Entries shown Start Marker

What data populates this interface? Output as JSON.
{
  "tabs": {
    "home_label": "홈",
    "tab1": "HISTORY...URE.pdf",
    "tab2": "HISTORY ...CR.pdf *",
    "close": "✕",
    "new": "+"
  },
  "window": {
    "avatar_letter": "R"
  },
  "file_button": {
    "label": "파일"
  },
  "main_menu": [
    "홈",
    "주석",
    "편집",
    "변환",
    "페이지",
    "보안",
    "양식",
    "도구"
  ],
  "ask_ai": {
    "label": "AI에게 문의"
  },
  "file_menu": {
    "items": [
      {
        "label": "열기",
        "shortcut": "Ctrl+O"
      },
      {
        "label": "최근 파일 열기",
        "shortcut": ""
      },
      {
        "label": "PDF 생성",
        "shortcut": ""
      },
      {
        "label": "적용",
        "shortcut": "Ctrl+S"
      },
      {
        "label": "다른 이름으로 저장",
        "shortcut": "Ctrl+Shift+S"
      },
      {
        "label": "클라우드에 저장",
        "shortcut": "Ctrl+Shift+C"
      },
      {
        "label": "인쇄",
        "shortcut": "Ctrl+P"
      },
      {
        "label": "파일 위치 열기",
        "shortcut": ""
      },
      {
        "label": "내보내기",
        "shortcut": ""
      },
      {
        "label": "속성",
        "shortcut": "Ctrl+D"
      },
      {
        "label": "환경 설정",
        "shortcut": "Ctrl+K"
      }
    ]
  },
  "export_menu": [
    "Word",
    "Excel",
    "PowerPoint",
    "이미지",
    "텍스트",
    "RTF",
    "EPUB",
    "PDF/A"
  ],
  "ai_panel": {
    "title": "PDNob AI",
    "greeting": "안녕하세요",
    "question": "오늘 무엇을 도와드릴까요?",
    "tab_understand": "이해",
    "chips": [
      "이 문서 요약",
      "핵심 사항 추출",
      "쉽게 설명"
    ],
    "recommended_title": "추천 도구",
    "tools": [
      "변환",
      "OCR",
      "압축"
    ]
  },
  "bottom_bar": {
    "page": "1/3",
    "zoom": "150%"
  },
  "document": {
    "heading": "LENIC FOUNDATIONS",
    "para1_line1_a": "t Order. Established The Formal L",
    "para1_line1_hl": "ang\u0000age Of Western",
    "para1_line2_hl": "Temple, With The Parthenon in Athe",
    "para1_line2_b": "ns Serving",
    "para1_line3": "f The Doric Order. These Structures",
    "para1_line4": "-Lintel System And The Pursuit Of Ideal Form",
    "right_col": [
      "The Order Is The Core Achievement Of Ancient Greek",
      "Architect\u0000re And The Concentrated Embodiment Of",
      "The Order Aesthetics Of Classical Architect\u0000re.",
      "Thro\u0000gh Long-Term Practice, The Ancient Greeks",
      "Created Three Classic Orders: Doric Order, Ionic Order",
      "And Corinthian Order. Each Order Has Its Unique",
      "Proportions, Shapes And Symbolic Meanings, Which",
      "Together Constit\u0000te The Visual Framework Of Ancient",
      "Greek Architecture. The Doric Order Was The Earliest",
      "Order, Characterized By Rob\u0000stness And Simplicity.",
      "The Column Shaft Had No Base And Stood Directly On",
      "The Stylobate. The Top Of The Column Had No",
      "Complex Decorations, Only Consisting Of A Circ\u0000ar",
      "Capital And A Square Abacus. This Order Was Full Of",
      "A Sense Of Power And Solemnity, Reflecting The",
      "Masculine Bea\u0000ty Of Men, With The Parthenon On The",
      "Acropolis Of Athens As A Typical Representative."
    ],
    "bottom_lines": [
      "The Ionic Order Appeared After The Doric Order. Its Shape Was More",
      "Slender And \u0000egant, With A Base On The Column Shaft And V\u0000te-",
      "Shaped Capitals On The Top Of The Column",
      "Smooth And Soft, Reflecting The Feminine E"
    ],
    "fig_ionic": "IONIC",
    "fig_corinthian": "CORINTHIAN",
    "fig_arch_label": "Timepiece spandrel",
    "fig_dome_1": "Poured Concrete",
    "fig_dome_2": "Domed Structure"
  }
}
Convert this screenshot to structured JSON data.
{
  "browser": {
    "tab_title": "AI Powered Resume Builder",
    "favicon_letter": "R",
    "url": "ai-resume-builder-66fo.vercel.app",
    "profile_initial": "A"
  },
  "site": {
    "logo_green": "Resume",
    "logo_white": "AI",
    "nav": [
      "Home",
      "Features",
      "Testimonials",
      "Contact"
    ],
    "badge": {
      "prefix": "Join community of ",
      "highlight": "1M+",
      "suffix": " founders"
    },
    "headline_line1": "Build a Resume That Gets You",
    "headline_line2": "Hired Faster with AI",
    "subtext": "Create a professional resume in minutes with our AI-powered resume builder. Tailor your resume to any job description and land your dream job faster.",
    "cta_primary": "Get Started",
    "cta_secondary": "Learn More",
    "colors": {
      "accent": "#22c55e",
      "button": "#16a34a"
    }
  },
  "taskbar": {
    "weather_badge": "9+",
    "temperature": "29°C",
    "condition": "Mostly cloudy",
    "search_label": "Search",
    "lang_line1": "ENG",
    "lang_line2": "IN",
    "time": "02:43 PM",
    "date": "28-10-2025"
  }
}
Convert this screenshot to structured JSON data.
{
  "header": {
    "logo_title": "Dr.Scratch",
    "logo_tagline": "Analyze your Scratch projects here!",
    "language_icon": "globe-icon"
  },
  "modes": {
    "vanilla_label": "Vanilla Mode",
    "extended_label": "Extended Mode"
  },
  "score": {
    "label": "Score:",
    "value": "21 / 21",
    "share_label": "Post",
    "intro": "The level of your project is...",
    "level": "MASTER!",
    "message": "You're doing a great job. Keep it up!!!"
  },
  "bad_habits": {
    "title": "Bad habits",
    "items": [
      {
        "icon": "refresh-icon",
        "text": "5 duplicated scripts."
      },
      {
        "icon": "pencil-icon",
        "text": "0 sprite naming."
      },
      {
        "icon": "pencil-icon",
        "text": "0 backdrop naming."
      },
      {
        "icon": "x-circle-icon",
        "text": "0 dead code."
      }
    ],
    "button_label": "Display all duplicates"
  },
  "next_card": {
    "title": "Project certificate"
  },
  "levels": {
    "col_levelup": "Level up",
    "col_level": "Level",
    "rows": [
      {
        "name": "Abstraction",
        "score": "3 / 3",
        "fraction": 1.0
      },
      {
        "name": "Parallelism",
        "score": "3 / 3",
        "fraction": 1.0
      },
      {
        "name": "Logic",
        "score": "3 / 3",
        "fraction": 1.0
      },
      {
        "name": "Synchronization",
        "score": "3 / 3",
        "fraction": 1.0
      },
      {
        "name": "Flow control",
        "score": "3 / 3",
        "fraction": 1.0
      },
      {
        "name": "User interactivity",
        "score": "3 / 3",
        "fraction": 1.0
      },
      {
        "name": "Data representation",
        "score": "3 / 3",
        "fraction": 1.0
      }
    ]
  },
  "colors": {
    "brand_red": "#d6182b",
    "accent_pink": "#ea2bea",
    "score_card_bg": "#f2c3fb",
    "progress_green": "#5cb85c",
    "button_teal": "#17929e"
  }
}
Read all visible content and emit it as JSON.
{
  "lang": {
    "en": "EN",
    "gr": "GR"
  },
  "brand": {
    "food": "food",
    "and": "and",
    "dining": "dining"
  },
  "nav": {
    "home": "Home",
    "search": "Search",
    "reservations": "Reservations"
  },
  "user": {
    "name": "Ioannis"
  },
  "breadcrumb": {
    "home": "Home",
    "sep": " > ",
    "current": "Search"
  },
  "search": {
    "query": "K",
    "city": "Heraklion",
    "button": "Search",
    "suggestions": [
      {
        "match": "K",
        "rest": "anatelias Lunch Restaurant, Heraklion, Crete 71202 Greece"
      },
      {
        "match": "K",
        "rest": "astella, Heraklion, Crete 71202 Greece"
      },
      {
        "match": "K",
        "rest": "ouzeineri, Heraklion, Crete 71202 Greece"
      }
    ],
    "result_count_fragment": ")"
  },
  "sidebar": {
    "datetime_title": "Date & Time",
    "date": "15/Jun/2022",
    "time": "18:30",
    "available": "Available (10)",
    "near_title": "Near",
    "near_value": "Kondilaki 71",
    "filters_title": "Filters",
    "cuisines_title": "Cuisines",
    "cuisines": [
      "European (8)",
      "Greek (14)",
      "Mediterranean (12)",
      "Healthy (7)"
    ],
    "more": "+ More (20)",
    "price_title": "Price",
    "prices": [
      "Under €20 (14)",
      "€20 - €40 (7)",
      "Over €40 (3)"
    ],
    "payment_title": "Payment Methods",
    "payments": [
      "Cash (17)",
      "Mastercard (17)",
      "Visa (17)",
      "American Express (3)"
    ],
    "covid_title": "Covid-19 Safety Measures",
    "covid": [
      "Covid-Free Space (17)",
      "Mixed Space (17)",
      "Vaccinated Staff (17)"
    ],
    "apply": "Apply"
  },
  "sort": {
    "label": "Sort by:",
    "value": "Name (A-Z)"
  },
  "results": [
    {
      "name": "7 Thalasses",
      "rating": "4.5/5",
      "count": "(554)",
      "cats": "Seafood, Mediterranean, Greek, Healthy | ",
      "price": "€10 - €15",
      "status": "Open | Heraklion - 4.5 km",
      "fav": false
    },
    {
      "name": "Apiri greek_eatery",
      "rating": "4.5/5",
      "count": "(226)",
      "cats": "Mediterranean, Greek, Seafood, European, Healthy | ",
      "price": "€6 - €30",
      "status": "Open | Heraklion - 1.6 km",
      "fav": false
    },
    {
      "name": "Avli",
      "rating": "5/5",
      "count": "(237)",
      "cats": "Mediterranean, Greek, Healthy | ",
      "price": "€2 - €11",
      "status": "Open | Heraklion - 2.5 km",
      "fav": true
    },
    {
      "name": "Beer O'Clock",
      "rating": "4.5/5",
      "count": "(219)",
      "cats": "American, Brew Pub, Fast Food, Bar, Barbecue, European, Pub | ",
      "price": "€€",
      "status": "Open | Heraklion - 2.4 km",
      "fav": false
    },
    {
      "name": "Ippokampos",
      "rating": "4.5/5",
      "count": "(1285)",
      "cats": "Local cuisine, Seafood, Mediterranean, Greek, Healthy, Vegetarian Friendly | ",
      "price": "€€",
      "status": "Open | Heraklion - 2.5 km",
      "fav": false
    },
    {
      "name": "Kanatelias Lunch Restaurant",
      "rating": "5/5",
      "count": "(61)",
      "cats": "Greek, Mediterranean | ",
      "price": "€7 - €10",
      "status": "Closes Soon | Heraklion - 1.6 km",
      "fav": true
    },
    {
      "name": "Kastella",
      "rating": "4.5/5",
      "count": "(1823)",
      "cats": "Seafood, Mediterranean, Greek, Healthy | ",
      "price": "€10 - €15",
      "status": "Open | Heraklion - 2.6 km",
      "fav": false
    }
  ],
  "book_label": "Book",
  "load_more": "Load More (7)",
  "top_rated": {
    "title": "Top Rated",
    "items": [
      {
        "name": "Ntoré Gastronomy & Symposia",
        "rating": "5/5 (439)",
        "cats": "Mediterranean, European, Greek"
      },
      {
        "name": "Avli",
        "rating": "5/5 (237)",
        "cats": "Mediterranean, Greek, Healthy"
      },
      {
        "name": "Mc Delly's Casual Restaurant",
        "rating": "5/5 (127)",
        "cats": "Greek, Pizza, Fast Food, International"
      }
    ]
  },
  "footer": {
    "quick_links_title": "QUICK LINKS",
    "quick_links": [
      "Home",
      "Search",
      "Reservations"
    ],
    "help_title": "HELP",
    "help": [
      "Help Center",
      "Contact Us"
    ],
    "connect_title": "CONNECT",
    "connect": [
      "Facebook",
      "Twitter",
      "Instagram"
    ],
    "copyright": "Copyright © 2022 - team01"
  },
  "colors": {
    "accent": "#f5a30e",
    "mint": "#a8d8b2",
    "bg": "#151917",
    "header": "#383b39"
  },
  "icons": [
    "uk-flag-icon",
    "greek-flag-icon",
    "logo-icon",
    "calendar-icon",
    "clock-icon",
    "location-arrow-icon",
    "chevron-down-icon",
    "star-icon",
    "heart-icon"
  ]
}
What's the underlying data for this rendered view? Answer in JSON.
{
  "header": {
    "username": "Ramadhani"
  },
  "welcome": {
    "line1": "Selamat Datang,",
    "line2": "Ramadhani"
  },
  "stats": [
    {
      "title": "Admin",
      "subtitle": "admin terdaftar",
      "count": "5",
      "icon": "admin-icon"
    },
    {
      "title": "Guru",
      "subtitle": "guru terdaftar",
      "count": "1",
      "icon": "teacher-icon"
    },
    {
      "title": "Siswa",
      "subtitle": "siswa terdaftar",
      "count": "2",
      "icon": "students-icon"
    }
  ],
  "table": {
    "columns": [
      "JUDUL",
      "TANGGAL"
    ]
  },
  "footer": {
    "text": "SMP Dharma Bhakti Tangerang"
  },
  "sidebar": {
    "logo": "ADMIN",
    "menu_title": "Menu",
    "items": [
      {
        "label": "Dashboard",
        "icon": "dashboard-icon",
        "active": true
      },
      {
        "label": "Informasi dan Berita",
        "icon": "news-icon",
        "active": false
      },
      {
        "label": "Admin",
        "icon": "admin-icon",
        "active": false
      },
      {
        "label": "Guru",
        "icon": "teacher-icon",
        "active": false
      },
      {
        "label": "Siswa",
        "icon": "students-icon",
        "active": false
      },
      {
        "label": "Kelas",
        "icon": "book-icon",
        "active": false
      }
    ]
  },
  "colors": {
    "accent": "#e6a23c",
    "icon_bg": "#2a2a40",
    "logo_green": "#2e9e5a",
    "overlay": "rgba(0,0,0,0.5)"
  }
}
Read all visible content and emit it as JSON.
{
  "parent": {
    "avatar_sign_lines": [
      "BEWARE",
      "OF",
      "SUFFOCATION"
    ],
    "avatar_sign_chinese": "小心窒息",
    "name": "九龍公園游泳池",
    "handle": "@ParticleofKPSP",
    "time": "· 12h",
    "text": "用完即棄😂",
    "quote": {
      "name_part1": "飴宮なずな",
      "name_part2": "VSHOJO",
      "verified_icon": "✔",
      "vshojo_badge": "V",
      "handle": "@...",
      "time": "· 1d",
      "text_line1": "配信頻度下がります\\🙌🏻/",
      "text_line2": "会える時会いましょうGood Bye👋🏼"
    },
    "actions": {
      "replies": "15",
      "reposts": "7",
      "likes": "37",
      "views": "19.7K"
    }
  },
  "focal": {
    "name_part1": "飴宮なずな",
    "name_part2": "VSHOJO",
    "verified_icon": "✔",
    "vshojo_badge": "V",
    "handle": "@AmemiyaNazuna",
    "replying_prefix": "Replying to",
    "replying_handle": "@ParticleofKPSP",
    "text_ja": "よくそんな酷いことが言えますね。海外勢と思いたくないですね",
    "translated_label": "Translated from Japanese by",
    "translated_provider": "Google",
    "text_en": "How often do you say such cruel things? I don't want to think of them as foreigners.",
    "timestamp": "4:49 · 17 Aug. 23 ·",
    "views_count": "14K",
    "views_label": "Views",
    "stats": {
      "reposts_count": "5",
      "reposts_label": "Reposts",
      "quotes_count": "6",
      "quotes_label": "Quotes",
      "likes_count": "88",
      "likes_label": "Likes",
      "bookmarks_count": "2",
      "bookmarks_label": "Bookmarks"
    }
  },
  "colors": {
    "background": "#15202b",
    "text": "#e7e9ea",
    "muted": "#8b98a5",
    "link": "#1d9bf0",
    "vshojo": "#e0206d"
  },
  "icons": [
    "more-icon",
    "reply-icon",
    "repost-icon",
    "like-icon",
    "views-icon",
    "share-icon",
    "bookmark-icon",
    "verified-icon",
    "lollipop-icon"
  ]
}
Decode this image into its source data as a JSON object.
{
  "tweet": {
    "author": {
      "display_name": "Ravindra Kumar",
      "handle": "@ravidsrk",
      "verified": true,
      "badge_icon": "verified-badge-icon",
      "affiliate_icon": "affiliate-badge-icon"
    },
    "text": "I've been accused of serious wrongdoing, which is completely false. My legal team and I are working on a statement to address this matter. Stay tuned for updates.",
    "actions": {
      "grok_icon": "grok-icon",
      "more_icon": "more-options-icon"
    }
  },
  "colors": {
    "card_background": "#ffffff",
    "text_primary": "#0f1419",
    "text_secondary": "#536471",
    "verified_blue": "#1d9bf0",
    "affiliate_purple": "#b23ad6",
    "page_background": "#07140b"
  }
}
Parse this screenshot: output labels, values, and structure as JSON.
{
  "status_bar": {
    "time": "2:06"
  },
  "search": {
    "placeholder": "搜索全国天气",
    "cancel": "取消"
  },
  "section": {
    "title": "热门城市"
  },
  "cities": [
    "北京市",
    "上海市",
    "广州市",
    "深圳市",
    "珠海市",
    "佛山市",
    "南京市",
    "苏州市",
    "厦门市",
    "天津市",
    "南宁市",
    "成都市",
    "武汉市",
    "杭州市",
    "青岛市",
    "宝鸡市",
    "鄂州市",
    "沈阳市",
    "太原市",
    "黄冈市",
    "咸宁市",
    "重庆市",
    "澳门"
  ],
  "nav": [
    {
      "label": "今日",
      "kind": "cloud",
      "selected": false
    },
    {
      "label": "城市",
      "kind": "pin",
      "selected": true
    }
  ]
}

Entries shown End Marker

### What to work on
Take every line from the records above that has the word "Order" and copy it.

### Result of this exercise
    "para1_line1_a": "t Order. Established The Formal L",
    "para1_line3": "f The Doric Order. These Structures",
      "The Order Is The Core Achievement Of Ancient Greek",
      "The Order Aesthetics Of Classical Architect\u0000re.",
      "Created Three Classic Orders: Doric Order, Ionic Order",
      "And Corinthian Order. Each Order Has Its Unique",
      "Greek Architecture. The Doric Order Was The Earliest",
      "Order, Characterized By Rob\u0000stness And Simplicity.",
      "Capital And A Square Abacus. This Order Was Full Of",
      "The Ionic Order Appeared After The Doric Order. Its Shape Was More",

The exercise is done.